One area where food tracking can be especially helpful, though, is ensuring that you're hitting the right ratios of macronutrients—protein, carbs, and fat. "The most researched version of the ketogenic diet derives 70 percent of calories from healthy fats, 20 percent from protein, and only 10 percent from carbs," explains Charles Passler, D.C., nutritionist, and founder of Pure Change. "In the ideal world, each keto meal and snack should have that same (70/20/10) ratio of macronutrients, but studies have shown that you'll still achieve great results even if each meal varies slightly from that ratio, just as long as you don't exceed 50 grams per day of carbs, or eat those carbs in one sitting," says Passler. In order to achieve these ratios without a preset meal plan from a dietitian or doctor, some food tracking is probably going to be necessary. But once you get the hang of things, you may not need it anymore.
Everyone has to find their nutritional sweet spot for producing enough ketones and staying in ketosis, but “the core principle of the diet is to keep carbohydrate intake low enough, so your body continues producing ketones at elevated levels,” says Volek. “Your body adapts to this alternative fuel and becomes very efficient at breaking down and burning fat.”
“A lot of folks find that batch cooking once or twice a week saves a tremendous amount of time and keeps you from spending every evening in the kitchen,” Weaver says. “When keto meal planning, you want to follow general good meal planning practices, like shopping for the week’s food all at once, which helps to save money, and prepping your vegetables when you get home. These 10 keto recipes are so good you’ll forget you’re on a diet.
All in all, the biggest takeaway I got from trying the keto diet for a month (other than losing 11 pounds and 3 percent body fat) is this: Life is hard enough, so if you decide to go on a "diet" or drastically change your eating patterns, don't make it harder on yourself. That's a surefire way to fall off the wagon or give up. If you're hell-bent on trying keto but meticulous meal planning isn't your thing, that doesn't mean it isn't going to work for you—just that you need a little help. If that comes in the form of meal kits, so be it.
If you’re looking to get a jump start on your health and fitness goals this year, you may be thinking about trying the ketogenic diet. Maybe you’ve heard the phrase before — it’s a huge diet buzzword — but aren’t sure what it means.
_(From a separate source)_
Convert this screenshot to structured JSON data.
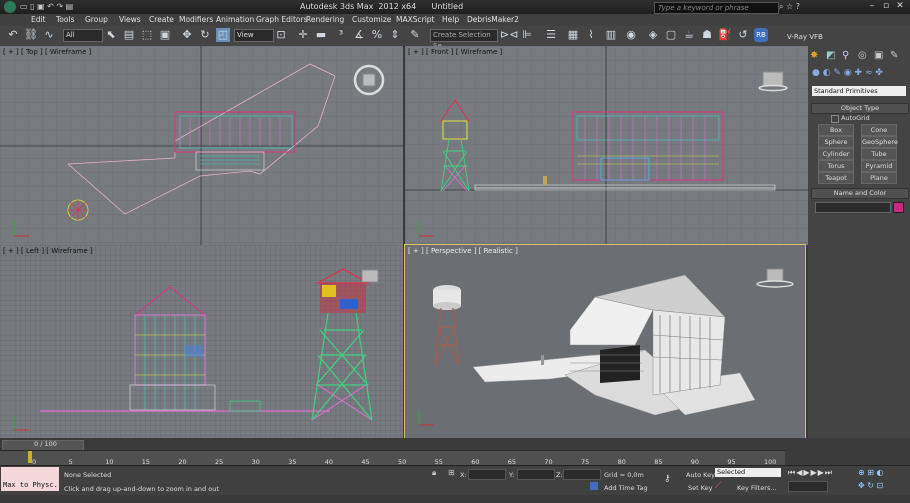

Here’s a primer: The ketogenic diet is an eating plan that drives your body into ketosis, a state where the body uses fat as a primary fuel source (instead of carbohydrates), says Stacey Mattinson, RDN, who is based in Austin, Texas.